ANVS became an independent administrative body on 1 August 2017

The Authority for Nuclear Safety and Radiation Protection (ANVS) became an independent administrative body on 1 August 2017. At that moment, implementing powers in the area of nuclear safety and radiation protection passed from the Minister of Infrastructure and the Environment to ANVS. An independent administrative body performs government tasks, but is not directly subject to ministerial authority. This legal form guarantees the independence of the ANVS.

In January 2014, the Dutch cabinet took the decision to create the ANVS. There were two reasons for this move: independence and combining knowledge. Prior to 2015, assorted government tasks, expertise relating to the nuclear sector and the use of radiation had been distributed between various official bodies. When the ANVS was established, on 1 January 2015, the staff of these bodies were merged into a single expert organization that complies with international directives, including those of the International Atomic Energy Agency (IAEA). On 1 August, the ANVS formally became independent, in compliance with international directives.

What is the ANVS’s mission?

The ANVS monitors and continuously promotes nuclear safety, radiation protection and security, on behalf of today’s generation and generations to come. It does so by preventing incidents and accidents at nuclear facilities, to make sure that people and the environment receive the best possible protection against the potentially harmful effects of exposure to ionizing radiation, both in normal circumstances and during accident scenarios. The ANVS also ensures that nuclear materials and radiological sources do not fall into the wrong hands, and it prevents the unwarranted dispersal of nuclear materials and expertise. The ANVS’s mission and its targets in the upcoming years are described in detail in the Roadmap that was published on 1 August 2017.

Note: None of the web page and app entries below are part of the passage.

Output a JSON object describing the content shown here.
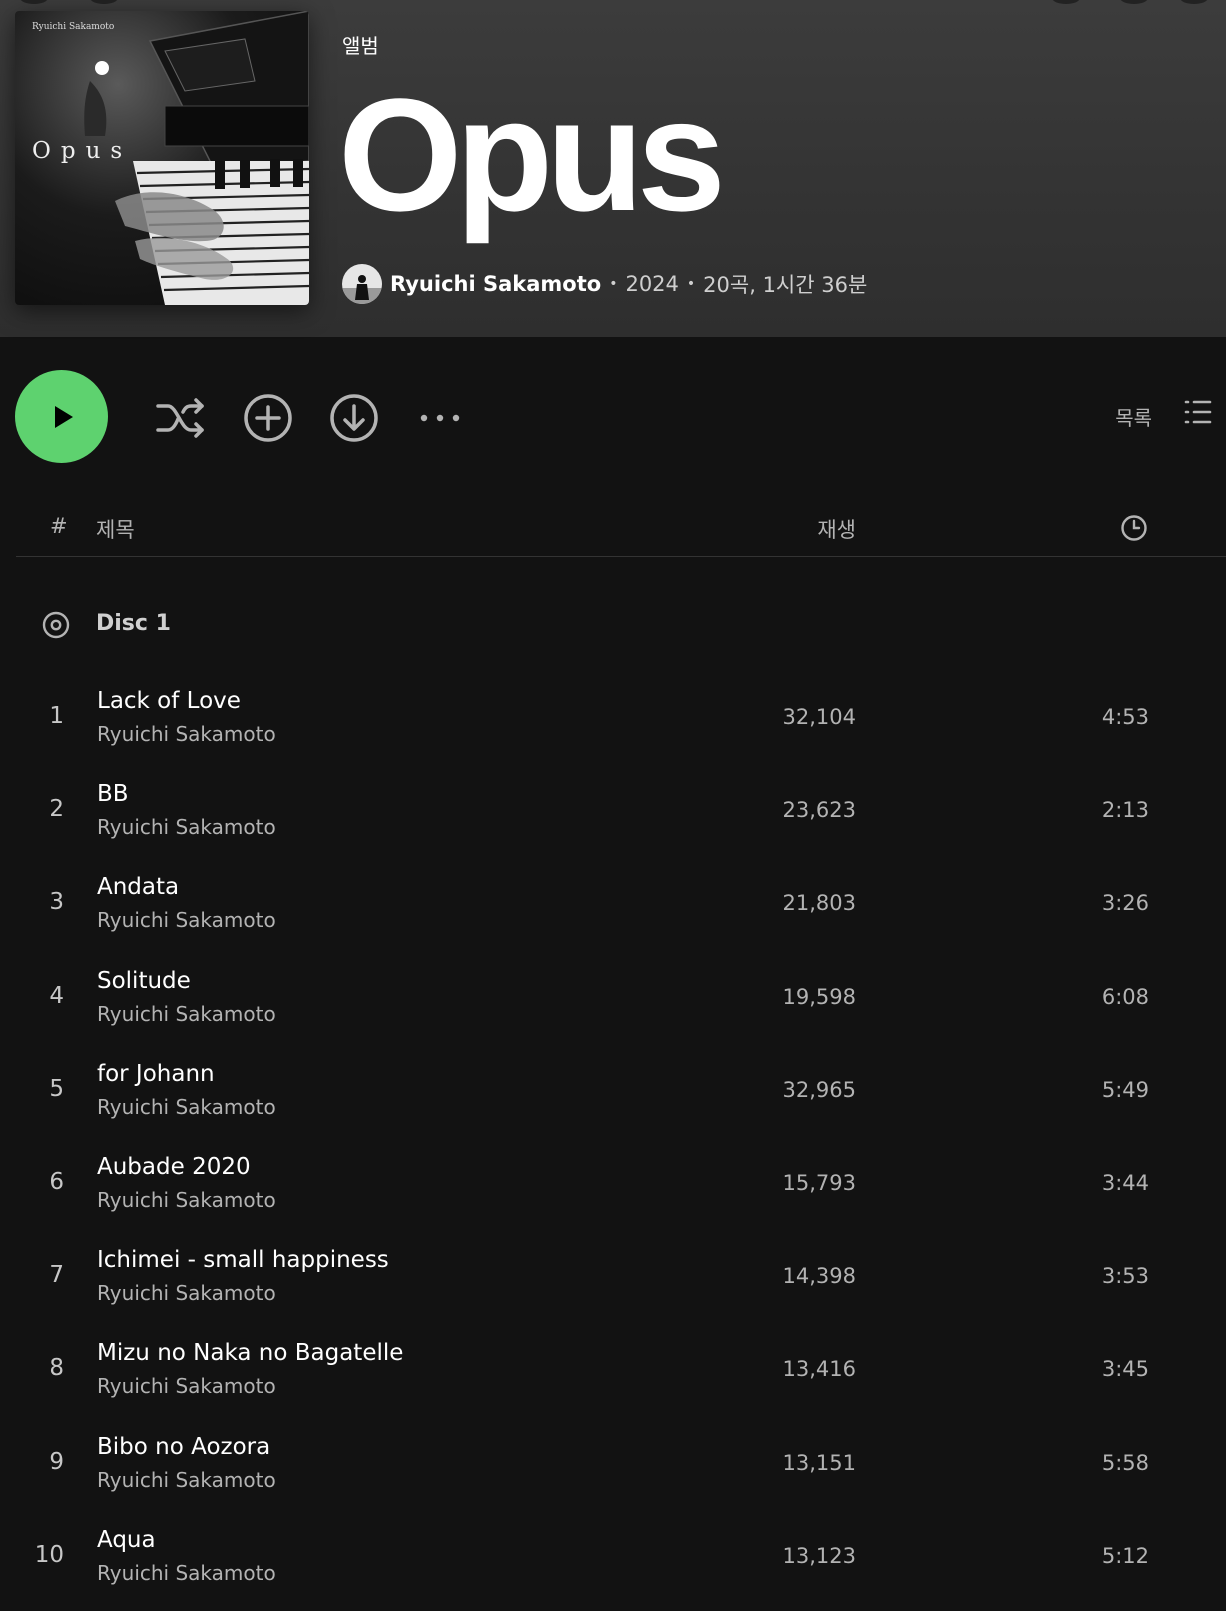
{
  "album": {
    "cover_credit": "Ryuichi Sakamoto",
    "cover_title": "Opus",
    "type_label": "앨범",
    "title": "Opus",
    "artist": "Ryuichi Sakamoto",
    "year": "2024",
    "summary": "20곡, 1시간 36분",
    "separator": "•"
  },
  "controls": {
    "play_icon": "play-icon",
    "shuffle_icon": "shuffle-icon",
    "add_icon": "add-circle-icon",
    "download_icon": "download-icon",
    "more_icon": "more-icon",
    "view_label": "목록",
    "view_icon": "list-view-icon",
    "accent_color": "#5ed26f"
  },
  "table_header": {
    "number": "#",
    "title": "제목",
    "plays": "재생",
    "duration_icon": "clock-icon"
  },
  "disc": {
    "label": "Disc 1",
    "icon": "disc-icon"
  },
  "tracks": [
    {
      "num": "1",
      "title": "Lack of Love",
      "artist": "Ryuichi Sakamoto",
      "plays": "32,104",
      "duration": "4:53"
    },
    {
      "num": "2",
      "title": "BB",
      "artist": "Ryuichi Sakamoto",
      "plays": "23,623",
      "duration": "2:13"
    },
    {
      "num": "3",
      "title": "Andata",
      "artist": "Ryuichi Sakamoto",
      "plays": "21,803",
      "duration": "3:26"
    },
    {
      "num": "4",
      "title": "Solitude",
      "artist": "Ryuichi Sakamoto",
      "plays": "19,598",
      "duration": "6:08"
    },
    {
      "num": "5",
      "title": "for Johann",
      "artist": "Ryuichi Sakamoto",
      "plays": "32,965",
      "duration": "5:49"
    },
    {
      "num": "6",
      "title": "Aubade 2020",
      "artist": "Ryuichi Sakamoto",
      "plays": "15,793",
      "duration": "3:44"
    },
    {
      "num": "7",
      "title": "Ichimei - small happiness",
      "artist": "Ryuichi Sakamoto",
      "plays": "14,398",
      "duration": "3:53"
    },
    {
      "num": "8",
      "title": "Mizu no Naka no Bagatelle",
      "artist": "Ryuichi Sakamoto",
      "plays": "13,416",
      "duration": "3:45"
    },
    {
      "num": "9",
      "title": "Bibo no Aozora",
      "artist": "Ryuichi Sakamoto",
      "plays": "13,151",
      "duration": "5:58"
    },
    {
      "num": "10",
      "title": "Aqua",
      "artist": "Ryuichi Sakamoto",
      "plays": "13,123",
      "duration": "5:12"
    }
  ]
}
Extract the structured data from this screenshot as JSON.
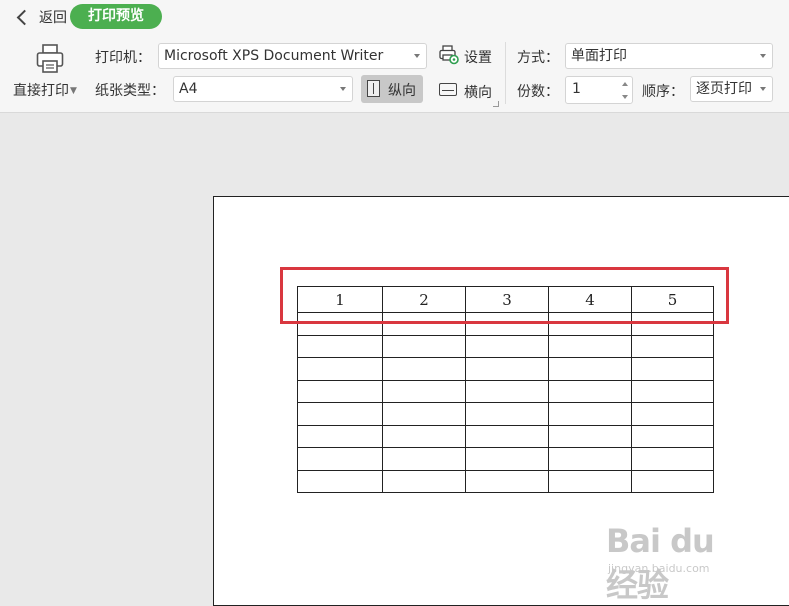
{
  "header": {
    "back_label": "返回",
    "mode_label": "打印预览"
  },
  "printer": {
    "direct_print_label": "直接打印",
    "printer_label": "打印机：",
    "printer_value": "Microsoft XPS Document Writer",
    "settings_label": "设置",
    "paper_type_label": "纸张类型：",
    "paper_type_value": "A4",
    "portrait_label": "纵向",
    "landscape_label": "横向"
  },
  "options": {
    "mode_label": "方式：",
    "mode_value": "单面打印",
    "copies_label": "份数：",
    "copies_value": "1",
    "order_label": "顺序：",
    "order_value": "逐页打印"
  },
  "preview": {
    "header_row": [
      "1",
      "2",
      "3",
      "4",
      "5"
    ],
    "empty_rows": 8
  },
  "watermark": {
    "main": "Bai du 经验",
    "sub": "jingyan.baidu.com"
  },
  "colors": {
    "accent_green": "#4caf50",
    "highlight_red": "#d9373f"
  }
}
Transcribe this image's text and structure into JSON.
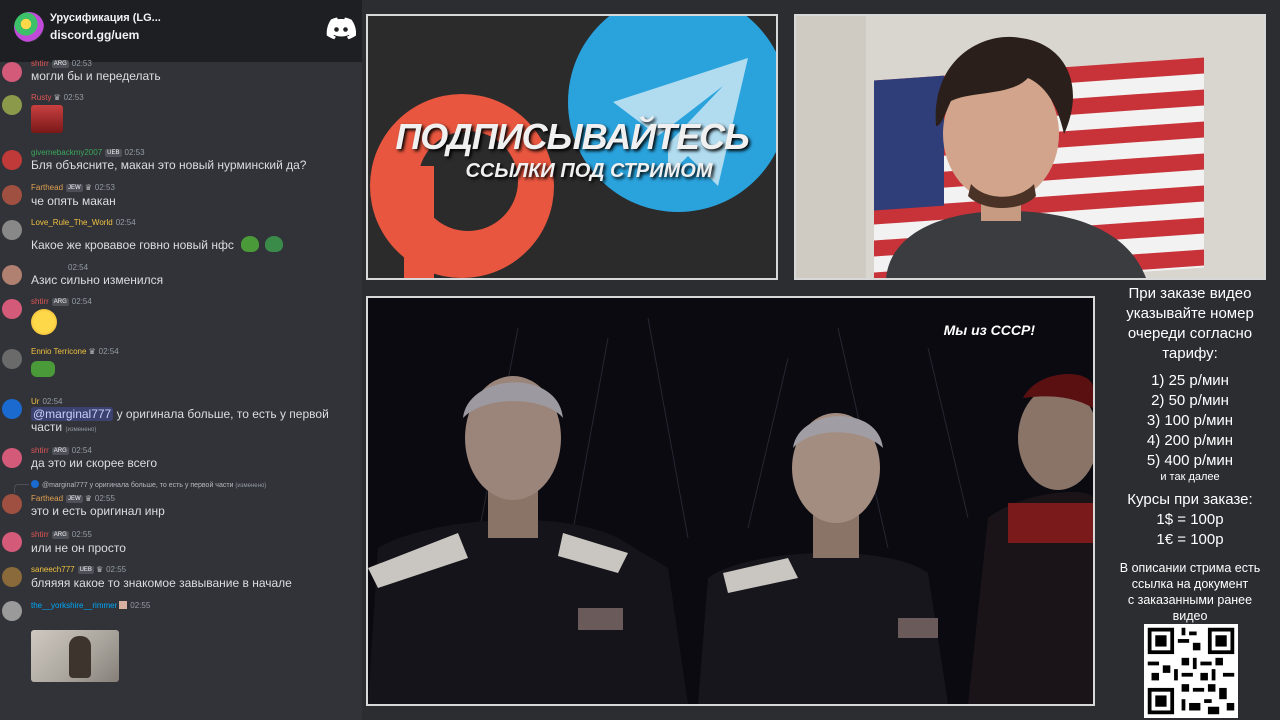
{
  "discord": {
    "server_name": "Урусификация (LG...",
    "invite": "discord.gg/uem",
    "messages": [
      {
        "author": "shtirr",
        "tag": "ARG",
        "time": "02:53",
        "text": "могли бы и переделать",
        "author_color": "#e05656"
      },
      {
        "author": "Rusty",
        "time": "02:53",
        "author_color": "#e05656"
      },
      {
        "author": "givemebackmy2007",
        "tag": "UEB",
        "time": "02:53",
        "text": "Бля объясните, макан это новый нурминский да?",
        "author_color": "#3ba55c"
      },
      {
        "author": "Farthead",
        "tag": "JEW",
        "time": "02:53",
        "text": "че опять макан",
        "author_color": "#e0a050"
      },
      {
        "author": "Love_Rule_The_World",
        "time": "02:54",
        "text": "Какое же кровавое говно новый нфс",
        "author_color": "#f0c040"
      },
      {
        "author": "",
        "time": "02:54",
        "text": "Азис сильно изменился",
        "author_color": "#dbdee1"
      },
      {
        "author": "shtirr",
        "tag": "ARG",
        "time": "02:54",
        "author_color": "#e05656"
      },
      {
        "author": "Ennio Terricone",
        "time": "02:54",
        "author_color": "#f0c040"
      },
      {
        "author": "Ur",
        "time": "02:54",
        "mention": "@marginal777",
        "text": " у оригинала больше, то есть у первой",
        "text2": "части",
        "edited": "(изменено)",
        "author_color": "#f0c040"
      },
      {
        "author": "shtirr",
        "tag": "ARG",
        "time": "02:54",
        "text": "да это ии скорее всего",
        "author_color": "#e05656"
      },
      {
        "reply_text": "@marginal777 у оригинала больше, то есть у первой части",
        "reply_edited": "(изменено)",
        "author": "Farthead",
        "tag": "JEW",
        "time": "02:55",
        "text": "это и есть оригинал инр",
        "author_color": "#e0a050"
      },
      {
        "author": "shtirr",
        "tag": "ARG",
        "time": "02:55",
        "text": "или не он просто",
        "author_color": "#e05656"
      },
      {
        "author": "saneech777",
        "tag": "UEB",
        "time": "02:55",
        "text": "бляяяя какое то знакомое завывание в начале",
        "author_color": "#f0c040"
      },
      {
        "author": "the__yorkshire__rimmer",
        "time": "02:55",
        "author_color": "#00a8fc"
      }
    ]
  },
  "promo": {
    "headline": "ПОДПИСЫВАЙТЕСЬ",
    "subheadline": "ССЫЛКИ ПОД СТРИМОМ"
  },
  "video": {
    "caption": "Мы из СССР!"
  },
  "info": {
    "order_lines": [
      "При заказе видео",
      "указывайте номер",
      "очереди согласно",
      "тарифу:"
    ],
    "tariffs": [
      "1) 25 р/мин",
      "2) 50 р/мин",
      "3) 100 р/мин",
      "4) 200 р/мин",
      "5) 400 р/мин"
    ],
    "etc": "и так далее",
    "rates_title": "Курсы при заказе:",
    "rates": [
      "1$ = 100р",
      "1€ = 100р"
    ],
    "desc_lines": [
      "В описании стрима есть",
      "ссылка на документ",
      "с заказанными ранее",
      "видео"
    ]
  },
  "colors": {
    "discord_bg": "#313338",
    "discord_header": "#1e1f22",
    "patreon": "#e8563f",
    "telegram": "#2aa3dd"
  }
}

What does the ANVS do?

The Authority has a range of tasks in the above-mentioned fields of activity. The ANVS issues licences and records notifications. It also registers and accredits experts and radiation practitioners. The ANVS carries out regulatory activities and can implement any measures that are required in the interests of nuclear safety or radiation protection. Working with its partners, the ANVS ensures that the Netherlands is as well prepared as possible for radiation safety accidents and nuclear accidents. Such accidents are highly unlikely, but if they do occur then the ANVS will advise on the measures that need to be taken. The Authority is also tasked with developing nuclear safety and radiation protection policies, including radioactive waste policy. In this connection, it prepares legislation and regulations or provides advice. At international level, the ANVS coordinates with various foreign agencies, authorities and organizations, such as the IAEA. You can find further details at this website.

Nuclear facilities and radiation sources

All nuclear facilities in the Netherlands are required to comply with strict safety requirements. This applies to the High Flux reactor at Petten (which is required for the production of medical preparations), the research reactor at the Delft University of Technology, and the Borssele nuclear power plant. In the province of Zeeland, there is a storage facility for radioactive waste. In Almelo, there is a uranium enrichment plant. Industry and the medical sector make substantial use of radiation sources. These include the X-ray equipment used in hospitals, and at dental and veterinary practices. Radioactive materials are used to treat cancer patients. These materials also need to be shipped. The ANVS ensures that such shipments are carried out safely.